More about: Anti-Semitism, Ayaan Hirsi Ali, Ilhan Omar, Muslim Brotherhood, Muslim-Jewish relations

 

Hamas Has Its Own Day-After Plan

While Hamas’s leaders continue to reject the U.S.-backed ceasefire proposal, they have hardly been neglecting diplomacy. Ehud Yaari explains:

Over the past few weeks, Hamas leaders have been engaged in talks with other Palestinian factions and select Arab states to find a formula for postwar governance in the Gaza Strip. Held mainly in Qatar and Egypt, the negotiations have not matured into a clear plan so far, but some forms of cooperation are emerging on the ground in parts of the embattled enclave.

Hamas officials have informed their interlocutors that they are willing to support the formation of either a “technocratic government” or one composed of factions that agree to Palestinian “reconciliation.” They have also insisted that security issues not be part of this government’s authority. In other words, Hamas is happy to let others shoulder civil responsibilities while it focuses on rebuilding its armed networks behind the scenes.

Among the possibilities Hamas is investigating is integration into the Palestinian Authority (PA), the very body that many experts in Israel and in the U.S. believe should take over Gaza after the war ends. The PA president Mahmoud Abbas has so far resisted any such proposals, but some of his comrades in the Palestine Liberation Organization (PLO) are less certain:

On June 12, several ex-PLO and PA officials held an unprecedented meeting in Ramallah and signed an initiative calling for the inclusion of additional factions, meaning Hamas. The PA security services had blocked previous attempts to arrange such meetings in the West Bank. . . . Hamas has already convinced certain smaller PLO factions to get on board with its postwar model.
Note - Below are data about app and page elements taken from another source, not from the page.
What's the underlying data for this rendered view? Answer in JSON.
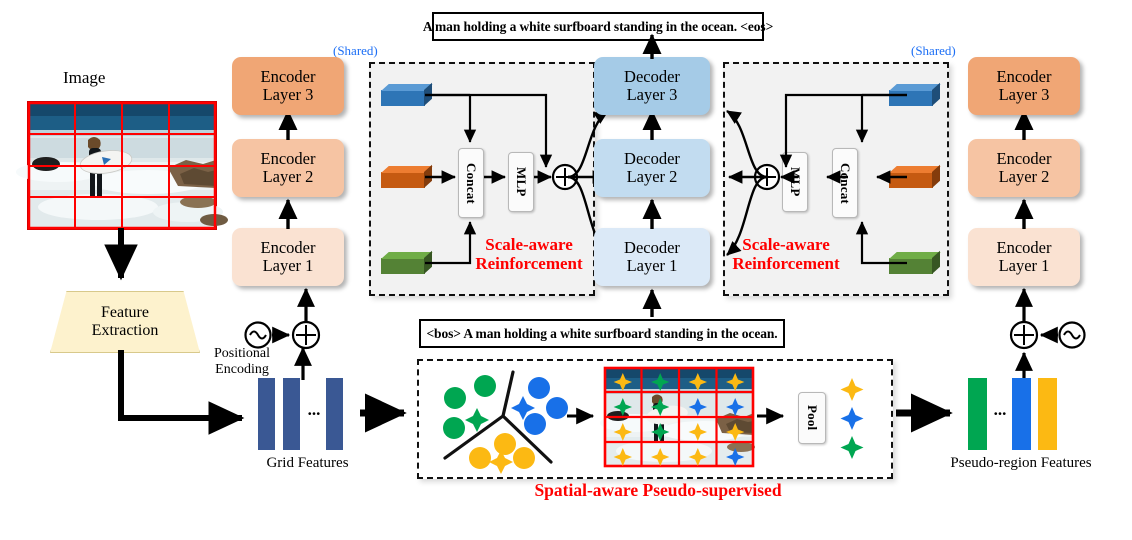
{
  "figure": {
    "type": "architecture-diagram",
    "title": "Scale-aware Reinforcement and Spatial-aware Pseudo-supervised image captioning architecture"
  },
  "captions": {
    "output_caption": "A man holding a white surfboard standing in the ocean. <eos>",
    "input_caption": "<bos> A man holding a white surfboard standing in the ocean."
  },
  "labels": {
    "image": "Image",
    "feature_extraction_line1": "Feature",
    "feature_extraction_line2": "Extraction",
    "positional_encoding_line1": "Positional",
    "positional_encoding_line2": "Encoding",
    "grid_features": "Grid Features",
    "pseudo_region_features": "Pseudo-region Features",
    "shared_left": "(Shared)",
    "shared_right": "(Shared)",
    "ellipsis": "..."
  },
  "encoder_left": {
    "layers": [
      {
        "line1": "Encoder",
        "line2": "Layer 1",
        "color": "#fae2d2"
      },
      {
        "line1": "Encoder",
        "line2": "Layer 2",
        "color": "#f6c4a3"
      },
      {
        "line1": "Encoder",
        "line2": "Layer 3",
        "color": "#f0a675"
      }
    ]
  },
  "encoder_right": {
    "layers": [
      {
        "line1": "Encoder",
        "line2": "Layer 1",
        "color": "#fae2d2"
      },
      {
        "line1": "Encoder",
        "line2": "Layer 2",
        "color": "#f6c4a3"
      },
      {
        "line1": "Encoder",
        "line2": "Layer 3",
        "color": "#f0a675"
      }
    ]
  },
  "decoder": {
    "layers": [
      {
        "line1": "Decoder",
        "line2": "Layer 1",
        "color": "#dbe9f7"
      },
      {
        "line1": "Decoder",
        "line2": "Layer 2",
        "color": "#c2dcf0"
      },
      {
        "line1": "Decoder",
        "line2": "Layer 3",
        "color": "#a5cbe7"
      }
    ]
  },
  "sar_left": {
    "title_line1": "Scale-aware",
    "title_line2": "Reinforcement",
    "concat_label": "Concat",
    "mlp_label": "MLP",
    "bars": [
      {
        "name": "blue-scale-bar",
        "color": "#2e75b6"
      },
      {
        "name": "orange-scale-bar",
        "color": "#c55a11"
      },
      {
        "name": "green-scale-bar",
        "color": "#548235"
      }
    ],
    "sum_symbol": "⊕"
  },
  "sar_right": {
    "title_line1": "Scale-aware",
    "title_line2": "Reinforcement",
    "concat_label": "Concat",
    "mlp_label": "MLP",
    "bars": [
      {
        "name": "blue-scale-bar",
        "color": "#2e75b6"
      },
      {
        "name": "orange-scale-bar",
        "color": "#c55a11"
      },
      {
        "name": "green-scale-bar",
        "color": "#548235"
      }
    ],
    "sum_symbol": "⊕"
  },
  "spatial_block": {
    "title": "Spatial-aware Pseudo-supervised",
    "pool_label": "Pool",
    "cluster_colors": {
      "green": "#00a651",
      "blue": "#1870e8",
      "yellow": "#fcb913"
    },
    "pool_output_stars": [
      "#fcb913",
      "#1870e8",
      "#00a651"
    ]
  },
  "grid_features_bars": {
    "color": "#3a5894",
    "count": 3,
    "ellipsis": "..."
  },
  "pseudo_region_bars": {
    "colors": [
      "#00a651",
      "#1870e8",
      "#fcb913"
    ],
    "ellipsis": "..."
  },
  "colors": {
    "grid_overlay": "#ff0000",
    "red_text": "#ff0000",
    "blue_text": "#1b6ef5",
    "arrow": "#000000",
    "panel_fill": "#f2f2f2"
  },
  "star_grid": {
    "rows": 4,
    "cols": 4,
    "colors": [
      [
        "#fcb913",
        "#00a651",
        "#fcb913",
        "#fcb913"
      ],
      [
        "#00a651",
        "#00a651",
        "#1870e8",
        "#1870e8"
      ],
      [
        "#fcb913",
        "#00a651",
        "#fcb913",
        "#fcb913"
      ],
      [
        "#fcb913",
        "#fcb913",
        "#fcb913",
        "#1870e8"
      ]
    ]
  }
}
With generous help from Qatar, Hamas also started a campaign in March asking unaffiliated Palestinian activists from Arab countries and the diaspora to press for a collaborative Hamas role in postwar Gaza. Their main idea for promoting this plan is to convene a “Palestinian National Congress” with hundreds of delegates. Preparatory meetings have already been held in Britain, Lebanon, Kuwait, and Qatar, and more are planned for the United States, Spain, Belgium, Australia, and France.

If the U.S. and other Western countries are serious about wishing to see Hamas defeated, and all the more so if they have any hopes for peace, they will have to convey to all involved that any association with the terrorist group will trigger ostracization and sanctions. That Hamas doesn’t already appear toxic to these various interlocutors is itself a sign of a serious failure.

Read more at Washington Institute for Near East Policy

More about: Gaza War 2023, Hamas, Palestinian Authority